On this day, the first official currency produced specifically for circulation in Australia, “holey dollars” and “dumps”, were circulated in New South Wales in September, 1813.
The colony of NSW quickly ran into the problem of a lack of coinage, with most of the foreign coins leaving the colony by way of trade with merchant ships. To combat this, Governor Lachlan Macquarie ordered £10,000 in Spanish dollars from the British government, and had a convicted forger cut the centres out of the coins and counter stamp them.
The centre pieces or “dumps”, stamped with a crown on one side and the denomination on the other, were worth 15 pence while the outside ring or “holey dollar” were worth 5 shillings and were stamped with “New South Wales 1813”.
From 1822, the government began to recall the coins and replace them with sterling coinage. By the time they were finally deemed worthless in 1829, most of the coins had been exchanged for legal tender and melted down.
There had been 40,000 and now, experts estimated that only 350 Holey dollars and 1500 dumps remain. This rarity means that even those in poor condition can be valuable.

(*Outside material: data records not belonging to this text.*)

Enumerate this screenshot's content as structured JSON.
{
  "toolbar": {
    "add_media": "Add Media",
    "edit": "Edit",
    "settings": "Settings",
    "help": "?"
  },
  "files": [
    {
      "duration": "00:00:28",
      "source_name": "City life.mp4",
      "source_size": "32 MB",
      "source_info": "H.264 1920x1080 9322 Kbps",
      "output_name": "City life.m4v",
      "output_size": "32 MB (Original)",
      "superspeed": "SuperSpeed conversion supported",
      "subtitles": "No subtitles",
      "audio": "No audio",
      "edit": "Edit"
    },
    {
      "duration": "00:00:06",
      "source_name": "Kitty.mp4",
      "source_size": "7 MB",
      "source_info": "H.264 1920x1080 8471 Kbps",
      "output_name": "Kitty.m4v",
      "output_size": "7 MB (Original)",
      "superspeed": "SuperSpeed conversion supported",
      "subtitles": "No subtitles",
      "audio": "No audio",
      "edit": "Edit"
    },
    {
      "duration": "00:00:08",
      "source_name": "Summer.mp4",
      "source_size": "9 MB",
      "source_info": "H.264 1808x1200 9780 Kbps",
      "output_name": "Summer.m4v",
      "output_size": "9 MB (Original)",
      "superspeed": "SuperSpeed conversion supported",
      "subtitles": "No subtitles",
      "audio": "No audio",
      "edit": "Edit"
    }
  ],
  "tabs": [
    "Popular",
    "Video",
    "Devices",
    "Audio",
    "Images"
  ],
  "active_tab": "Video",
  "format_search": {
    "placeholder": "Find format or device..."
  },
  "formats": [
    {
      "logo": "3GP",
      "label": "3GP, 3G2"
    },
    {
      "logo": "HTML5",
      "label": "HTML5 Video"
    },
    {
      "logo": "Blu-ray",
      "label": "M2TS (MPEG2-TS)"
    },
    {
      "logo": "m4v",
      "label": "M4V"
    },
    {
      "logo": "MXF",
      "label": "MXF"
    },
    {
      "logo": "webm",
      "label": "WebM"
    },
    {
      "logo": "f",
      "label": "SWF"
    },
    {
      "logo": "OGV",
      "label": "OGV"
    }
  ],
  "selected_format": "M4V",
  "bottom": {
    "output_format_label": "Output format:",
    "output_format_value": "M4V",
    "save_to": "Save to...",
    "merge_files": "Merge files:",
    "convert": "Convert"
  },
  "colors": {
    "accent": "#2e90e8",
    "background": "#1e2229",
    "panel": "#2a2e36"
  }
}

The photos above are of a holey dollar and a dump. These coins are held in the collections of the Mitchell Library and were bequeathed by Sir William Dixson, one of the Library’s most prominent benefactors.